**EXERCISE BRIEF:** The data below is to be retyped exactly, line by line.

**GIVEN RECORDS:**
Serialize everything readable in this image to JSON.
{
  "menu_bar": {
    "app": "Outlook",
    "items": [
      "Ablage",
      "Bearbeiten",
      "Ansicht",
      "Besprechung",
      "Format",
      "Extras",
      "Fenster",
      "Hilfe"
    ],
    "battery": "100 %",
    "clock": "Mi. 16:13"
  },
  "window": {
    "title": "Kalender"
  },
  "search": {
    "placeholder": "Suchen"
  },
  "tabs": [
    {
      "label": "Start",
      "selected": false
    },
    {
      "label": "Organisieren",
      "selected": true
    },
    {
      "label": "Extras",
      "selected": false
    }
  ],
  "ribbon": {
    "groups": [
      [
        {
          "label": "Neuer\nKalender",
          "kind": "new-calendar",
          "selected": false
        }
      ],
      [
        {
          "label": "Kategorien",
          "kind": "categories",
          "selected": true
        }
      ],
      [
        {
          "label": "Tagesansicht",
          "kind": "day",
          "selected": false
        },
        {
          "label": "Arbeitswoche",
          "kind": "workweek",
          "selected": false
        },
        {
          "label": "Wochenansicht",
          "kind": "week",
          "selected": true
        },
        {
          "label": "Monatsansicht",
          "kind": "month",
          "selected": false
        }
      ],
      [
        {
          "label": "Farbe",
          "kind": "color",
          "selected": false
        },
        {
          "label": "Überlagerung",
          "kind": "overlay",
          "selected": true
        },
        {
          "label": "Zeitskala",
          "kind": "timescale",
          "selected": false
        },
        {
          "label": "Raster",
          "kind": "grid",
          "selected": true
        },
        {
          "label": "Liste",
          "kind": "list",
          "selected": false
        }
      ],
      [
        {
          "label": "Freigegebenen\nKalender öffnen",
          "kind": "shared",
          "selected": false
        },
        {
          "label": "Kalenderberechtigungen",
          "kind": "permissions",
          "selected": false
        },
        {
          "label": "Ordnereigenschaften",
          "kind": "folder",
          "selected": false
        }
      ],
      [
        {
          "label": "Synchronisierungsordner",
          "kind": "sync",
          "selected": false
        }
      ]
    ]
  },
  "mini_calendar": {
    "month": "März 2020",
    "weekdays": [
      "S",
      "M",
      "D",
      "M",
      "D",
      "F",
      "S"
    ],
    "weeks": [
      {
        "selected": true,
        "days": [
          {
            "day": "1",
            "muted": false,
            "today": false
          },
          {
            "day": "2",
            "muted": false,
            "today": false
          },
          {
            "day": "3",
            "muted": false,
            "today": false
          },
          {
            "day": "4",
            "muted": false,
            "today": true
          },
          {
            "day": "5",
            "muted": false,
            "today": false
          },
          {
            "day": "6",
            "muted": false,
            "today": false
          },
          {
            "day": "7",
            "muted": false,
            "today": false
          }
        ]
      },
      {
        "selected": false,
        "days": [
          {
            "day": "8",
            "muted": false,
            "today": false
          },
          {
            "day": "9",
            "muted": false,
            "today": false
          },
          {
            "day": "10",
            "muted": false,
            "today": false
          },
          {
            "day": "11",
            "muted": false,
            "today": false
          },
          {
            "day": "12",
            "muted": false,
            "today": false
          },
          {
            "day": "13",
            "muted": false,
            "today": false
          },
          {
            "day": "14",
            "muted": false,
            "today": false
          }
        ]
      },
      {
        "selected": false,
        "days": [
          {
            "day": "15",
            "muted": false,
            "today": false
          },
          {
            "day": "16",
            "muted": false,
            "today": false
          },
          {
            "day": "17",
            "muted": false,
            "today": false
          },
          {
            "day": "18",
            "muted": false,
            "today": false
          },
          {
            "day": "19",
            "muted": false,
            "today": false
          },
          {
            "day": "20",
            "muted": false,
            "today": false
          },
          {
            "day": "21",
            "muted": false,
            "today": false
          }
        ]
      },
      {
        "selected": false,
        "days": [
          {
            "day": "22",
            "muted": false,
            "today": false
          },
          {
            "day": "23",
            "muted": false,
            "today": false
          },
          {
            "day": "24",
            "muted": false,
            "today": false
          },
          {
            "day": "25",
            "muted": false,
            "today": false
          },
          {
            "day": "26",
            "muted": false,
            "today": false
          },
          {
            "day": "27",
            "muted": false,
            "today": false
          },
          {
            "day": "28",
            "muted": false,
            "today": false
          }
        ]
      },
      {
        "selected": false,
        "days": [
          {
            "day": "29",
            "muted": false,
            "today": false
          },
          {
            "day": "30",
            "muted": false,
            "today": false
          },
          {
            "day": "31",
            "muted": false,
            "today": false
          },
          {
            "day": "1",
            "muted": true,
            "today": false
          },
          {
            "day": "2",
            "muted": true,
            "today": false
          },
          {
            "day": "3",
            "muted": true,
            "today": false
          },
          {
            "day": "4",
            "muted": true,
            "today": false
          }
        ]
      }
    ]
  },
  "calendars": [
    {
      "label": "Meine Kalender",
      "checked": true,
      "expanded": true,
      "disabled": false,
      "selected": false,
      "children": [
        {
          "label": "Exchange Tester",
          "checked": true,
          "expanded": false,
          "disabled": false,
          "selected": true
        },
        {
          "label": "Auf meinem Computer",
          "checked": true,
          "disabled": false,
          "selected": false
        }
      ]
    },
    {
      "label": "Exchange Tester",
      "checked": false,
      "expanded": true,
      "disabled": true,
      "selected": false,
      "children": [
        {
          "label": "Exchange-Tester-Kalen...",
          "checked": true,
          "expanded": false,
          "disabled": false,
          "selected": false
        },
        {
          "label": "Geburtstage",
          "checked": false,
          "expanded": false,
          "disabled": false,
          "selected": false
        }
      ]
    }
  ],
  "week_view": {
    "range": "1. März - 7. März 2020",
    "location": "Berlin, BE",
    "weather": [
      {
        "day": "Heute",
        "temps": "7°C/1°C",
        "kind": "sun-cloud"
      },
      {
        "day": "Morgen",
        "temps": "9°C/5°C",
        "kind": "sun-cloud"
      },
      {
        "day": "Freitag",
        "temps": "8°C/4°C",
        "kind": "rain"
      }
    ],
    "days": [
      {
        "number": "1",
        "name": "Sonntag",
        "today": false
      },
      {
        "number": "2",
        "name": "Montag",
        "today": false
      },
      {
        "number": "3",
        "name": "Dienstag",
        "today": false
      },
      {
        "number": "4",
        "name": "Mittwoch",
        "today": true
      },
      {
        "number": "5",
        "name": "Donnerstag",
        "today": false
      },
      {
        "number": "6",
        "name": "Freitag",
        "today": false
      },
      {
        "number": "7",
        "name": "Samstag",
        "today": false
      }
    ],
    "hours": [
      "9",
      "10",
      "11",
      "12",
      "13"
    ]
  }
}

**RESPONSE TO THIS EXERCISE:**
Serialize everything readable in this image to JSON.
{
  "menu_bar": {
    "app": "Outlook",
    "items": [
      "Ablage",
      "Bearbeiten",
      "Ansicht",
      "Besprechung",
      "Format",
      "Extras",
      "Fenster",
      "Hilfe"
    ],
    "battery": "100 %",
    "clock": "Mi. 16:13"
  },
  "window": {
    "title": "Kalender"
  },
  "search": {
    "placeholder": "Suchen"
  },
  "tabs": [
    {
      "label": "Start",
      "selected": false
    },
    {
      "label": "Organisieren",
      "selected": true
    },
    {
      "label": "Extras",
      "selected": false
    }
  ],
  "ribbon": {
    "groups": [
      [
        {
          "label": "Neuer\nKalender",
          "kind": "new-calendar",
          "selected": false
        }
      ],
      [
        {
          "label": "Kategorien",
          "kind": "categories",
          "selected": true
        }
      ],
      [
        {
          "label": "Tagesansicht",
          "kind": "day",
          "selected": false
        },
        {
          "label": "Arbeitswoche",
          "kind": "workweek",
          "selected": false
        },
        {
          "label": "Wochenansicht",
          "kind": "week",
          "selected": true
        },
        {
          "label": "Monatsansicht",
          "kind": "month",
          "selected": false
        }
      ],
      [
        {
          "label": "Farbe",
          "kind": "color",
          "selected": false
        },
        {
          "label": "Überlagerung",
          "kind": "overlay",
          "selected": true
        },
        {
          "label": "Zeitskala",
          "kind": "timescale",
          "selected": false
        },
        {
          "label": "Raster",
          "kind": "grid",
          "selected": true
        },
        {
          "label": "Liste",
          "kind": "list",
          "selected": false
        }
      ],
      [
        {
          "label": "Freigegebenen\nKalender öffnen",
          "kind": "shared",
          "selected": false
        },
        {
          "label": "Kalenderberechtigungen",
          "kind": "permissions",
          "selected": false
        },
        {
          "label": "Ordnereigenschaften",
          "kind": "folder",
          "selected": false
        }
      ],
      [
        {
          "label": "Synchronisierungsordner",
          "kind": "sync",
          "selected": false
        }
      ]
    ]
  },
  "mini_calendar": {
    "month": "März 2020",
    "weekdays": [
      "S",
      "M",
      "D",
      "M",
      "D",
      "F",
      "S"
    ],
    "weeks": [
      {
        "selected": true,
        "days": [
          {
            "day": "1",
            "muted": false,
            "today": false
          },
          {
            "day": "2",
            "muted": false,
            "today": false
          },
          {
            "day": "3",
            "muted": false,
            "today": false
          },
          {
            "day": "4",
            "muted": false,
            "today": true
          },
          {
            "day": "5",
            "muted": false,
            "today": false
          },
          {
            "day": "6",
            "muted": false,
            "today": false
          },
          {
            "day": "7",
            "muted": false,
            "today": false
          }
        ]
      },
      {
        "selected": false,
        "days": [
          {
            "day": "8",
            "muted": false,
            "today": false
          },
          {
            "day": "9",
            "muted": false,
            "today": false
          },
          {
            "day": "10",
            "muted": false,
            "today": false
          },
          {
            "day": "11",
            "muted": false,
            "today": false
          },
          {
            "day": "12",
            "muted": false,
            "today": false
          },
          {
            "day": "13",
            "muted": false,
            "today": false
          },
          {
            "day": "14",
            "muted": false,
            "today": false
          }
        ]
      },
      {
        "selected": false,
        "days": [
          {
            "day": "15",
            "muted": false,
            "today": false
          },
          {
            "day": "16",
            "muted": false,
            "today": false
          },
          {
            "day": "17",
            "muted": false,
            "today": false
          },
          {
            "day": "18",
            "muted": false,
            "today": false
          },
          {
            "day": "19",
            "muted": false,
            "today": false
          },
          {
            "day": "20",
            "muted": false,
            "today": false
          },
          {
            "day": "21",
            "muted": false,
            "today": false
          }
        ]
      },
      {
        "selected": false,
        "days": [
          {
            "day": "22",
            "muted": false,
            "today": false
          },
          {
            "day": "23",
            "muted": false,
            "today": false
          },
          {
            "day": "24",
            "muted": false,
            "today": false
          },
          {
            "day": "25",
            "muted": false,
            "today": false
          },
          {
            "day": "26",
            "muted": false,
            "today": false
          },
          {
            "day": "27",
            "muted": false,
            "today": false
          },
          {
            "day": "28",
            "muted": false,
            "today": false
          }
        ]
      },
      {
        "selected": false,
        "days": [
          {
            "day": "29",
            "muted": false,
            "today": false
          },
          {
            "day": "30",
            "muted": false,
            "today": false
          },
          {
            "day": "31",
            "muted": false,
            "today": false
          },
          {
            "day": "1",
            "muted": true,
            "today": false
          },
          {
            "day": "2",
            "muted": true,
            "today": false
          },
          {
            "day": "3",
            "muted": true,
            "today": false
          },
          {
            "day": "4",
            "muted": true,
            "today": false
          }
        ]
      }
    ]
  },
  "calendars": [
    {
      "label": "Meine Kalender",
      "checked": true,
      "expanded": true,
      "disabled": false,
      "selected": false,
      "children": [
        {
          "label": "Exchange Tester",
          "checked": true,
          "expanded": false,
          "disabled": false,
          "selected": true
        },
        {
          "label": "Auf meinem Computer",
          "checked": true,
          "disabled": false,
          "selected": false
        }
      ]
    },
    {
      "label": "Exchange Tester",
      "checked": false,
      "expanded": true,
      "disabled": true,
      "selected": false,
      "children": [
        {
          "label": "Exchange-Tester-Kalen...",
          "checked": true,
          "expanded": false,
          "disabled": false,
          "selected": false
        },
        {
          "label": "Geburtstage",
          "checked": false,
          "expanded": false,
          "disabled": false,
          "selected": false
        }
      ]
    }
  ],
  "week_view": {
    "range": "1. März - 7. März 2020",
    "location": "Berlin, BE",
    "weather": [
      {
        "day": "Heute",
        "temps": "7°C/1°C",
        "kind": "sun-cloud"
      },
      {
        "day": "Morgen",
        "temps": "9°C/5°C",
        "kind": "sun-cloud"
      },
      {
        "day": "Freitag",
        "temps": "8°C/4°C",
        "kind": "rain"
      }
    ],
    "days": [
      {
        "number": "1",
        "name": "Sonntag",
        "today": false
      },
      {
        "number": "2",
        "name": "Montag",
        "today": false
      },
      {
        "number": "3",
        "name": "Dienstag",
        "today": false
      },
      {
        "number": "4",
        "name": "Mittwoch",
        "today": true
      },
      {
        "number": "5",
        "name": "Donnerstag",
        "today": false
      },
      {
        "number": "6",
        "name": "Freitag",
        "today": false
      },
      {
        "number": "7",
        "name": "Samstag",
        "today": false
      }
    ],
    "hours": [
      "9",
      "10",
      "11",
      "12",
      "13"
    ]
  }
}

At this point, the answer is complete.